* _MATERIAL SUPPLIED_:

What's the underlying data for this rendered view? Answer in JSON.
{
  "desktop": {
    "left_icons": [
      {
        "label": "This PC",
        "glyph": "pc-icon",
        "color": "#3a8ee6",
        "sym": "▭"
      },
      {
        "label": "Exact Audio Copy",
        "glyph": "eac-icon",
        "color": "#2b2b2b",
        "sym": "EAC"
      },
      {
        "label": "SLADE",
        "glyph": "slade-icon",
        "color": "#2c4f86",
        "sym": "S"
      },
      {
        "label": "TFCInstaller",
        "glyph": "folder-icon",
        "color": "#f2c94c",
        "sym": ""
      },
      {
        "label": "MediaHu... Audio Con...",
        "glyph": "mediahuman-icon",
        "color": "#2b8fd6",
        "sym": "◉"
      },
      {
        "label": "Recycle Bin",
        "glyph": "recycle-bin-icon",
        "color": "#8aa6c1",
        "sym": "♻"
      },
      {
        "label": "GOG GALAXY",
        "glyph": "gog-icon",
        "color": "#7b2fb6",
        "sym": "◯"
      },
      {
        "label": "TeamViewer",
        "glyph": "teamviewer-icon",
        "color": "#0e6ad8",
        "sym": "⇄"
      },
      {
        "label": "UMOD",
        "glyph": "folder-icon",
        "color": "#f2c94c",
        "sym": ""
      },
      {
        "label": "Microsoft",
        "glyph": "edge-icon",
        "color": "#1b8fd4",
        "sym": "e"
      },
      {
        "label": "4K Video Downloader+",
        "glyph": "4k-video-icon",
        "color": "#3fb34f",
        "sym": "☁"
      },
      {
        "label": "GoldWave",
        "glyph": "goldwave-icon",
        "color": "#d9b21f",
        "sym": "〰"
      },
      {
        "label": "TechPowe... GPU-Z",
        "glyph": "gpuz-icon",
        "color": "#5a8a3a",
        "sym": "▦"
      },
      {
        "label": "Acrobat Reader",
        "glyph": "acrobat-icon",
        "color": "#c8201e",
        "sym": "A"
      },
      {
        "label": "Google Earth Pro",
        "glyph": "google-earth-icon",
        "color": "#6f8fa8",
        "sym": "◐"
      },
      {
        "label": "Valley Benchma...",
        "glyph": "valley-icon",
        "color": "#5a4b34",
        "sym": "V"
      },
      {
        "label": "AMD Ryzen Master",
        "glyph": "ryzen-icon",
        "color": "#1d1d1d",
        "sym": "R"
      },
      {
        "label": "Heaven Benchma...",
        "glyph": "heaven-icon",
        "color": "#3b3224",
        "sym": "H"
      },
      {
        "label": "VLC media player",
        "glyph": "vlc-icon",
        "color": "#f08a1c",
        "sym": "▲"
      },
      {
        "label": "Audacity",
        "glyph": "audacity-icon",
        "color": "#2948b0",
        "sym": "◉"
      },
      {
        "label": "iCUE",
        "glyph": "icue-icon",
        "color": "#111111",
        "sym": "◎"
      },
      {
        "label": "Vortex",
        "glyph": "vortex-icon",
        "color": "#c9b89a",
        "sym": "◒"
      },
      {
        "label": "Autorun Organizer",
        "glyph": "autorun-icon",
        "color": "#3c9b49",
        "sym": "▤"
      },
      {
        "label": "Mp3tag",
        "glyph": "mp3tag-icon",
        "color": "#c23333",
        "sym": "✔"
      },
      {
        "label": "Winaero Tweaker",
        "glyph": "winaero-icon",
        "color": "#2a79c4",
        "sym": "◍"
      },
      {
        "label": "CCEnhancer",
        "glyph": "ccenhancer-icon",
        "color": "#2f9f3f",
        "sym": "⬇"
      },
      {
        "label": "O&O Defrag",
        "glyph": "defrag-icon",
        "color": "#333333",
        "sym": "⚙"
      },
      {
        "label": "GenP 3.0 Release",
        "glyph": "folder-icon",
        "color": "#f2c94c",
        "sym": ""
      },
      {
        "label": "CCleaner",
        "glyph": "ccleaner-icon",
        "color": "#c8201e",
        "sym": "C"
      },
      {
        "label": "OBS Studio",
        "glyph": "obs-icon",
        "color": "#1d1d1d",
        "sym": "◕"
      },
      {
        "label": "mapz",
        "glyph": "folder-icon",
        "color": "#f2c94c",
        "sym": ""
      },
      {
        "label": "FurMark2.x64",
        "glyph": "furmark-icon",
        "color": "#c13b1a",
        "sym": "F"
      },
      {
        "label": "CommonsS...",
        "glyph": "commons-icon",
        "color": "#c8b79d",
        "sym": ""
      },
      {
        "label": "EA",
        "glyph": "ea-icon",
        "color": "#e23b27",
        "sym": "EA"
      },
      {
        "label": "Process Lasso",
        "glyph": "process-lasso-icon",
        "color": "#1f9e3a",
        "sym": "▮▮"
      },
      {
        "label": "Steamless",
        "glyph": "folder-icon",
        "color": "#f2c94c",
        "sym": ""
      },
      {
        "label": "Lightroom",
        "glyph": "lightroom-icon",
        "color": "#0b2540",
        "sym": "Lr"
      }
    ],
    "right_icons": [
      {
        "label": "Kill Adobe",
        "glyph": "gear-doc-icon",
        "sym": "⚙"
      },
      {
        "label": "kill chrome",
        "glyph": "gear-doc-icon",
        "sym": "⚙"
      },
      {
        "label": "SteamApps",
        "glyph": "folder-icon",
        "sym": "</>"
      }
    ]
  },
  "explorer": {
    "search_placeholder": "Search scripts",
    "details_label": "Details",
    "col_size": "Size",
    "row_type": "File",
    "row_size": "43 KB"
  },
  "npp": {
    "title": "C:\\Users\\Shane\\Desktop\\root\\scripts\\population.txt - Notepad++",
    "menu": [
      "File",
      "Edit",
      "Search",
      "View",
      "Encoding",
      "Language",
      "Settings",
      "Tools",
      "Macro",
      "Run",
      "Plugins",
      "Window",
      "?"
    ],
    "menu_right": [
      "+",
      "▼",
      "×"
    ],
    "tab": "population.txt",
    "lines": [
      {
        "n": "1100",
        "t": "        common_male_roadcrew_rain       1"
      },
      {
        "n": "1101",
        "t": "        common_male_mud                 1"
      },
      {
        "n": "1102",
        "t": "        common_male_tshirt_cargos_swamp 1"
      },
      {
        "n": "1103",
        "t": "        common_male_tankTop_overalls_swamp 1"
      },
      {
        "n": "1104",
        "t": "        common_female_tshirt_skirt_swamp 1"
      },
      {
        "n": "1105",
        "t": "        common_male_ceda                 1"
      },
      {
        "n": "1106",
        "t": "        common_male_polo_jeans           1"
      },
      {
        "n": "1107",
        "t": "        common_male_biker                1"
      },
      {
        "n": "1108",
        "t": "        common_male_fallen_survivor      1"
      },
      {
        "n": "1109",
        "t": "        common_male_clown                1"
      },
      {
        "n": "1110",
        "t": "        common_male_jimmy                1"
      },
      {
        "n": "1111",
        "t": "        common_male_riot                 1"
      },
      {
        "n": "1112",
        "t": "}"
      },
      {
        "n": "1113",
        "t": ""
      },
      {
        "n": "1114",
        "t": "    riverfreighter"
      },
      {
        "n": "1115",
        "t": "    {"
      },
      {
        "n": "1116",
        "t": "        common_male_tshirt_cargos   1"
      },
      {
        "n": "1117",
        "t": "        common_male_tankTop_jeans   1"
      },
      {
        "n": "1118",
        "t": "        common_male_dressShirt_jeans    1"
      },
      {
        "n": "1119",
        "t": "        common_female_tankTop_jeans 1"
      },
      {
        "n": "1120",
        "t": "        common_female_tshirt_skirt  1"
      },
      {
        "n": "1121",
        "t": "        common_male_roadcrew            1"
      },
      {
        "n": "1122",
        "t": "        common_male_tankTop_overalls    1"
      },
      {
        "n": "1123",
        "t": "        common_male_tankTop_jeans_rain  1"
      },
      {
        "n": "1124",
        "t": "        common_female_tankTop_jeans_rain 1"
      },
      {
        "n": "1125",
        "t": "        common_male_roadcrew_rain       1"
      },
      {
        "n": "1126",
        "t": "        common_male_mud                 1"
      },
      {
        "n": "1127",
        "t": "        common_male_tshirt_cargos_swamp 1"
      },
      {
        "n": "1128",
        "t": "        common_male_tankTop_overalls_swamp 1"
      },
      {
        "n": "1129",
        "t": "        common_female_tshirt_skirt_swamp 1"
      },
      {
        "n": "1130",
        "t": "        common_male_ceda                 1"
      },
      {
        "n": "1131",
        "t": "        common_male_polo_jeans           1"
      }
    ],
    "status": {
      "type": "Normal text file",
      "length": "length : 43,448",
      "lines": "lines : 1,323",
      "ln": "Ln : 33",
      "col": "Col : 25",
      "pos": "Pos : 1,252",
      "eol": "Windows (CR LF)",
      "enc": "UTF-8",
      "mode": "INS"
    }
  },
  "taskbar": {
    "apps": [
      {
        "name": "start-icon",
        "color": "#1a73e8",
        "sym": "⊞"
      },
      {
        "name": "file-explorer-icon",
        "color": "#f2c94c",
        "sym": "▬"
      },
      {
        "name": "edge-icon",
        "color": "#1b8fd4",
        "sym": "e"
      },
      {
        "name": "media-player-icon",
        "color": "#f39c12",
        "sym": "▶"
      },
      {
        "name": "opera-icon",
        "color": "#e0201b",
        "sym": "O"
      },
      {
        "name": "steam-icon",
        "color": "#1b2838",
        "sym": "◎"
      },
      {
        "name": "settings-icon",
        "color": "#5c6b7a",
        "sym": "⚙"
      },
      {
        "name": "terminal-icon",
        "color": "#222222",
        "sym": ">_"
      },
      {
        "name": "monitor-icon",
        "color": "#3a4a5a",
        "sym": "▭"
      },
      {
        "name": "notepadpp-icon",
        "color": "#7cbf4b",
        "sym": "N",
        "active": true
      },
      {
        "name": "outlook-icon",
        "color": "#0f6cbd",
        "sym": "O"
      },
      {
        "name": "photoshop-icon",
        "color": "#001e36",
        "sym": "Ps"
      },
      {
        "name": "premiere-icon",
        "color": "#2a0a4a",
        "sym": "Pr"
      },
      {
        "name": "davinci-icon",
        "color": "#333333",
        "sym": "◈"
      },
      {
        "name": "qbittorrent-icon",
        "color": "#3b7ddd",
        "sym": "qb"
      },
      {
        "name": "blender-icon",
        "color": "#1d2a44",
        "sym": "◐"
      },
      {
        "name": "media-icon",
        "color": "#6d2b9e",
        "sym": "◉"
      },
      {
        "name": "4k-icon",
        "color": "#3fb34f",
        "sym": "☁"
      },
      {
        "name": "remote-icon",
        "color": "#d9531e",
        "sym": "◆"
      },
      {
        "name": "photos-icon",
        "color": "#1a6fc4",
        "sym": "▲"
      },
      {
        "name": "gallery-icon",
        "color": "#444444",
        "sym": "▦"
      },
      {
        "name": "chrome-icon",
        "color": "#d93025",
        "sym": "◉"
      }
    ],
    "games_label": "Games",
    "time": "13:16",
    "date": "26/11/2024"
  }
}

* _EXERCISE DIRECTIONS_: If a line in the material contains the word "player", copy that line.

* _WRITTEN ANSWER_:
        "label": "VLC media player",
        "name": "media-player-icon",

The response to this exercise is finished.